[Start of section]
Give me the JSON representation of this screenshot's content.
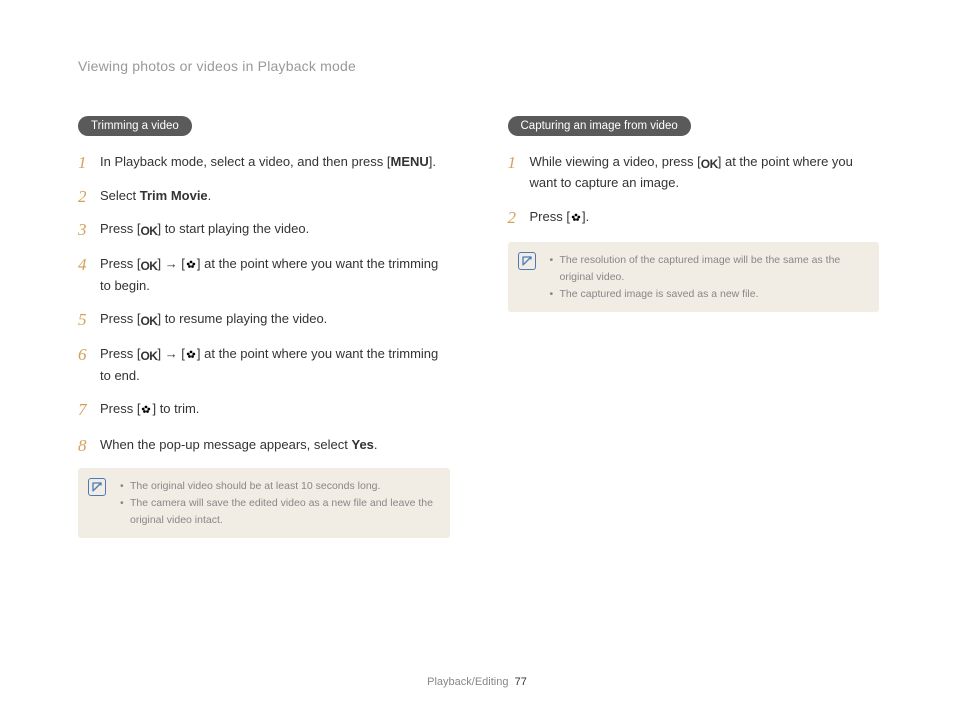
{
  "header": "Viewing photos or videos in Playback mode",
  "left": {
    "pill": "Trimming a video",
    "steps": [
      {
        "pre": "In Playback mode, select a video, and then press [",
        "bold": "MENU",
        "post": "]."
      },
      {
        "pre": "Select ",
        "bold": "Trim Movie",
        "post": "."
      },
      {
        "pre": "Press [",
        "icon1": "OK",
        "mid": "] to start playing the video.",
        "post": ""
      },
      {
        "pre": "Press [",
        "icon1": "OK",
        "mid": "] → [",
        "icon2": "flower",
        "post": "] at the point where you want the trimming to begin."
      },
      {
        "pre": "Press [",
        "icon1": "OK",
        "mid": "] to resume playing the video.",
        "post": ""
      },
      {
        "pre": "Press [",
        "icon1": "OK",
        "mid": "] → [",
        "icon2": "flower",
        "post": "] at the point where you want the trimming to end."
      },
      {
        "pre": "Press [",
        "icon1": "flower",
        "mid": "] to trim.",
        "post": ""
      },
      {
        "pre": "When the pop-up message appears, select ",
        "bold": "Yes",
        "post": "."
      }
    ],
    "notes": [
      "The original video should be at least 10 seconds long.",
      "The camera will save the edited video as a new file and leave the original video intact."
    ]
  },
  "right": {
    "pill": "Capturing an image from video",
    "steps": [
      {
        "pre": "While viewing a video, press [",
        "icon1": "OK",
        "mid": "] at the point where you want to capture an image.",
        "post": ""
      },
      {
        "pre": "Press [",
        "icon1": "flower",
        "mid": "].",
        "post": ""
      }
    ],
    "notes": [
      "The resolution of the captured image will be the same as the original video.",
      "The captured image is saved as a new file."
    ]
  },
  "footer": {
    "section": "Playback/Editing",
    "page": "77"
  }
}
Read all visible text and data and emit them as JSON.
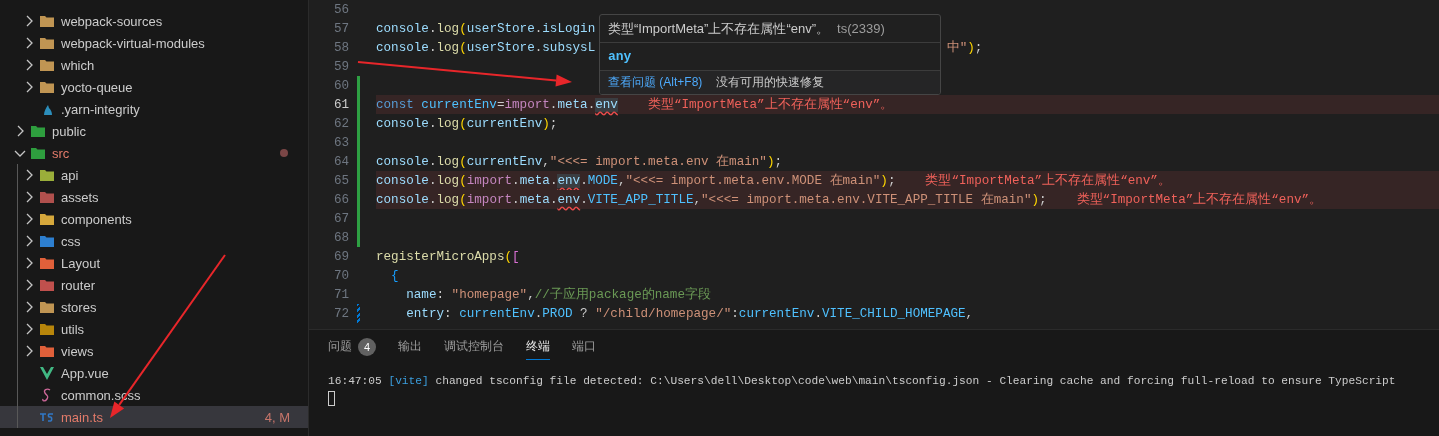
{
  "explorer": {
    "continued_children": [
      {
        "name": "webpack-sources",
        "kind": "folder",
        "color": "#c09553",
        "expanded": false,
        "selected": false
      },
      {
        "name": "webpack-virtual-modules",
        "kind": "folder",
        "color": "#c09553",
        "expanded": false,
        "selected": false
      },
      {
        "name": "which",
        "kind": "folder",
        "color": "#c09553",
        "expanded": false,
        "selected": false
      },
      {
        "name": "yocto-queue",
        "kind": "folder",
        "color": "#c09553",
        "expanded": false,
        "selected": false
      },
      {
        "name": ".yarn-integrity",
        "kind": "yarn",
        "selected": false
      }
    ],
    "items": [
      {
        "name": "public",
        "kind": "folder",
        "color": "#2e9e3e",
        "expanded": false,
        "selected": false
      },
      {
        "name": "src",
        "kind": "folder",
        "color": "#2e9e3e",
        "expanded": true,
        "selected": false,
        "modified": true,
        "dot": true,
        "children": [
          {
            "name": "api",
            "kind": "folder",
            "color": "#9aae3a",
            "expanded": false,
            "selected": false
          },
          {
            "name": "assets",
            "kind": "folder",
            "color": "#b0504d",
            "expanded": false,
            "selected": false
          },
          {
            "name": "components",
            "kind": "folder",
            "color": "#d6a83c",
            "expanded": false,
            "selected": false
          },
          {
            "name": "css",
            "kind": "folder",
            "color": "#2d7fd0",
            "expanded": false,
            "selected": false
          },
          {
            "name": "Layout",
            "kind": "folder",
            "color": "#e0603a",
            "expanded": false,
            "selected": false
          },
          {
            "name": "router",
            "kind": "folder",
            "color": "#c0504d",
            "expanded": false,
            "selected": false
          },
          {
            "name": "stores",
            "kind": "folder",
            "color": "#c09553",
            "expanded": false,
            "selected": false
          },
          {
            "name": "utils",
            "kind": "folder",
            "color": "#b8860b",
            "expanded": false,
            "selected": false
          },
          {
            "name": "views",
            "kind": "folder",
            "color": "#e0603a",
            "expanded": false,
            "selected": false
          },
          {
            "name": "App.vue",
            "kind": "vue",
            "selected": false
          },
          {
            "name": "common.scss",
            "kind": "sass",
            "selected": false
          },
          {
            "name": "main.ts",
            "kind": "ts",
            "selected": true,
            "modified": true,
            "badge": "4, M"
          }
        ]
      }
    ]
  },
  "editor": {
    "lines": [
      {
        "number": "56",
        "current": false
      },
      {
        "number": "57",
        "current": false,
        "tokens": [
          {
            "text": "console",
            "kind": "var"
          },
          {
            "text": ".",
            "kind": "punct"
          },
          {
            "text": "log",
            "kind": "func"
          },
          {
            "text": "(",
            "kind": "b1"
          },
          {
            "text": "userStore",
            "kind": "var"
          },
          {
            "text": ".",
            "kind": "punct"
          },
          {
            "text": "isLogin",
            "kind": "var"
          }
        ]
      },
      {
        "number": "58",
        "current": false,
        "tokens": [
          {
            "text": "console",
            "kind": "var"
          },
          {
            "text": ".",
            "kind": "punct"
          },
          {
            "text": "log",
            "kind": "func"
          },
          {
            "text": "(",
            "kind": "b1"
          },
          {
            "text": "userStore",
            "kind": "var"
          },
          {
            "text": ".",
            "kind": "punct"
          },
          {
            "text": "subsysL",
            "kind": "var"
          },
          {
            "text": "中\"",
            "kind": "string",
            "after_popup": true
          },
          {
            "text": ")",
            "kind": "b1"
          },
          {
            "text": ";",
            "kind": "punct"
          }
        ]
      },
      {
        "number": "59",
        "current": false
      },
      {
        "number": "60",
        "current": false,
        "added": true
      },
      {
        "number": "61",
        "current": true,
        "added": true,
        "error": "类型“ImportMeta”上不存在属性“env”。",
        "tokens": [
          {
            "text": "const",
            "kind": "keyword"
          },
          {
            "text": " currentEnv",
            "kind": "const"
          },
          {
            "text": "=",
            "kind": "punct"
          },
          {
            "text": "import",
            "kind": "control"
          },
          {
            "text": ".",
            "kind": "punct"
          },
          {
            "text": "meta",
            "kind": "var"
          },
          {
            "text": ".",
            "kind": "punct"
          },
          {
            "text": "env",
            "kind": "var",
            "squiggle": true,
            "highlight": true
          }
        ]
      },
      {
        "number": "62",
        "current": false,
        "added": true,
        "tokens": [
          {
            "text": "console",
            "kind": "var"
          },
          {
            "text": ".",
            "kind": "punct"
          },
          {
            "text": "log",
            "kind": "func"
          },
          {
            "text": "(",
            "kind": "b1"
          },
          {
            "text": "currentEnv",
            "kind": "var"
          },
          {
            "text": ")",
            "kind": "b1"
          },
          {
            "text": ";",
            "kind": "punct"
          }
        ]
      },
      {
        "number": "63",
        "current": false,
        "added": true
      },
      {
        "number": "64",
        "current": false,
        "added": true,
        "tokens": [
          {
            "text": "console",
            "kind": "var"
          },
          {
            "text": ".",
            "kind": "punct"
          },
          {
            "text": "log",
            "kind": "func"
          },
          {
            "text": "(",
            "kind": "b1"
          },
          {
            "text": "currentEnv",
            "kind": "var"
          },
          {
            "text": ",",
            "kind": "punct"
          },
          {
            "text": "\"<<<= import.meta.env 在main\"",
            "kind": "string"
          },
          {
            "text": ")",
            "kind": "b1"
          },
          {
            "text": ";",
            "kind": "punct"
          }
        ]
      },
      {
        "number": "65",
        "current": false,
        "added": true,
        "error": "类型“ImportMeta”上不存在属性“env”。",
        "tokens": [
          {
            "text": "console",
            "kind": "var"
          },
          {
            "text": ".",
            "kind": "punct"
          },
          {
            "text": "log",
            "kind": "func"
          },
          {
            "text": "(",
            "kind": "b1"
          },
          {
            "text": "import",
            "kind": "control"
          },
          {
            "text": ".",
            "kind": "punct"
          },
          {
            "text": "meta",
            "kind": "var"
          },
          {
            "text": ".",
            "kind": "punct"
          },
          {
            "text": "env",
            "kind": "var",
            "squiggle": true,
            "highlight": true
          },
          {
            "text": ".",
            "kind": "punct"
          },
          {
            "text": "MODE",
            "kind": "const"
          },
          {
            "text": ",",
            "kind": "punct"
          },
          {
            "text": "\"<<<= import.meta.env.MODE 在main\"",
            "kind": "string"
          },
          {
            "text": ")",
            "kind": "b1"
          },
          {
            "text": ";",
            "kind": "punct"
          }
        ]
      },
      {
        "number": "66",
        "current": false,
        "added": true,
        "error": "类型“ImportMeta”上不存在属性“env”。",
        "tokens": [
          {
            "text": "console",
            "kind": "var"
          },
          {
            "text": ".",
            "kind": "punct"
          },
          {
            "text": "log",
            "kind": "func"
          },
          {
            "text": "(",
            "kind": "b1"
          },
          {
            "text": "import",
            "kind": "control"
          },
          {
            "text": ".",
            "kind": "punct"
          },
          {
            "text": "meta",
            "kind": "var"
          },
          {
            "text": ".",
            "kind": "punct"
          },
          {
            "text": "env",
            "kind": "var",
            "squiggle": true,
            "highlight": false
          },
          {
            "text": ".",
            "kind": "punct"
          },
          {
            "text": "VITE_APP_TITLE",
            "kind": "const"
          },
          {
            "text": ",",
            "kind": "punct"
          },
          {
            "text": "\"<<<= import.meta.env.VITE_APP_TITLE 在main\"",
            "kind": "string"
          },
          {
            "text": ")",
            "kind": "b1"
          },
          {
            "text": ";",
            "kind": "punct"
          }
        ]
      },
      {
        "number": "67",
        "current": false,
        "added": true
      },
      {
        "number": "68",
        "current": false,
        "added": true
      },
      {
        "number": "69",
        "current": false,
        "tokens": [
          {
            "text": "registerMicroApps",
            "kind": "func"
          },
          {
            "text": "(",
            "kind": "b1"
          },
          {
            "text": "[",
            "kind": "b2"
          }
        ]
      },
      {
        "number": "70",
        "current": false,
        "tokens": [
          {
            "text": "  {",
            "kind": "b3"
          }
        ]
      },
      {
        "number": "71",
        "current": false,
        "tokens": [
          {
            "text": "    name",
            "kind": "var"
          },
          {
            "text": ": ",
            "kind": "punct"
          },
          {
            "text": "\"homepage\"",
            "kind": "string"
          },
          {
            "text": ",",
            "kind": "punct"
          },
          {
            "text": "//子应用package的name字段",
            "kind": "comment"
          }
        ]
      },
      {
        "number": "72",
        "current": false,
        "modified": true,
        "tokens": [
          {
            "text": "    entry",
            "kind": "var"
          },
          {
            "text": ": ",
            "kind": "punct"
          },
          {
            "text": "currentEnv",
            "kind": "const"
          },
          {
            "text": ".",
            "kind": "punct"
          },
          {
            "text": "PROD",
            "kind": "const"
          },
          {
            "text": " ? ",
            "kind": "punct"
          },
          {
            "text": "\"/child/homepage/\"",
            "kind": "string"
          },
          {
            "text": ":",
            "kind": "punct"
          },
          {
            "text": "currentEnv",
            "kind": "const"
          },
          {
            "text": ".",
            "kind": "punct"
          },
          {
            "text": "VITE_CHILD_HOMEPAGE",
            "kind": "const"
          },
          {
            "text": ",",
            "kind": "punct"
          }
        ]
      }
    ],
    "hover": {
      "message": "类型“ImportMeta”上不存在属性“env”。",
      "code": "ts(2339)",
      "type": "any",
      "action": "查看问题 (Alt+F8)",
      "note": "没有可用的快速修复"
    }
  },
  "panel": {
    "tabs": [
      {
        "label": "问题",
        "count": "4",
        "selected": false
      },
      {
        "label": "输出",
        "selected": false
      },
      {
        "label": "调试控制台",
        "selected": false
      },
      {
        "label": "终端",
        "selected": true
      },
      {
        "label": "端口",
        "selected": false
      }
    ],
    "terminal": {
      "time": "16:47:05",
      "source": "[vite]",
      "message": "changed tsconfig file detected: C:\\Users\\dell\\Desktop\\code\\web\\main\\tsconfig.json - Clearing cache and forcing full-reload to ensure TypeScript",
      "cursor": true
    }
  }
}
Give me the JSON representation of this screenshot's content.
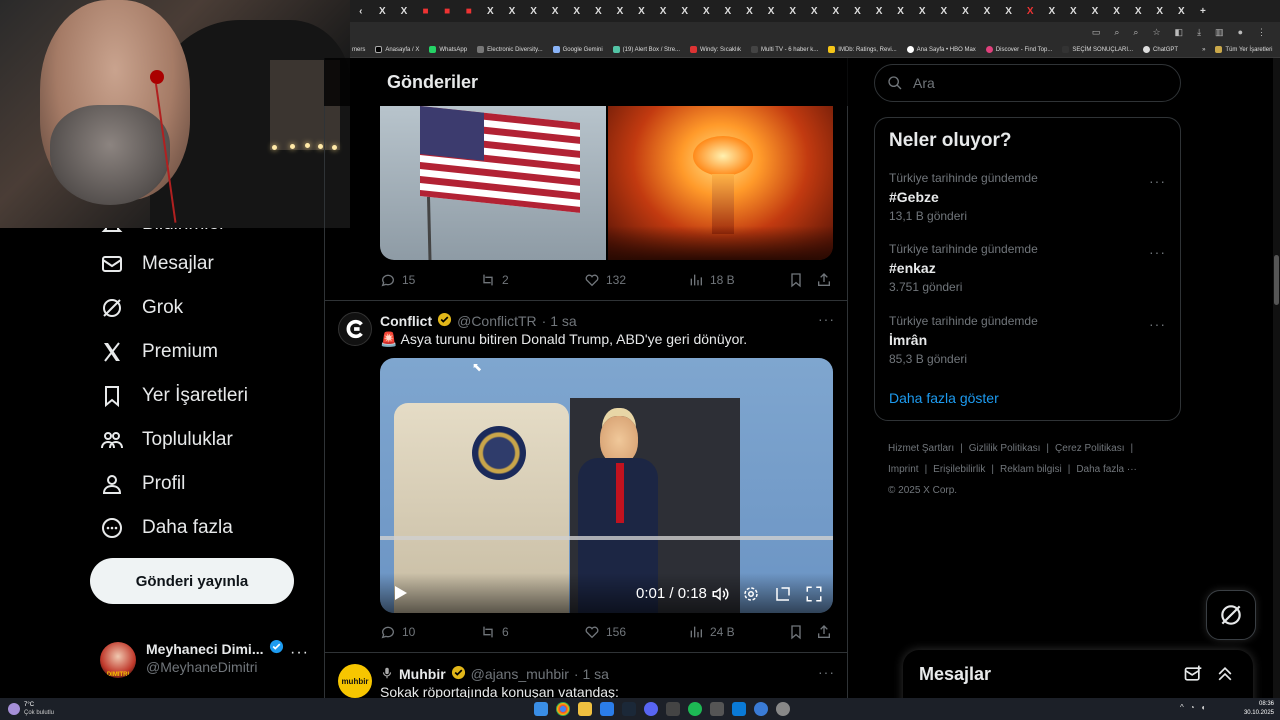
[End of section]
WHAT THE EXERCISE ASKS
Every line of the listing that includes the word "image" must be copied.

RESPONSE TO THE EXERCISE
    "pill": "Capturing an image from video",
        "mid": "] at the point where you want to capture an image.",
      "The resolution of the captured image will be the same as the original video.",
      "The captured image is saved as a new file."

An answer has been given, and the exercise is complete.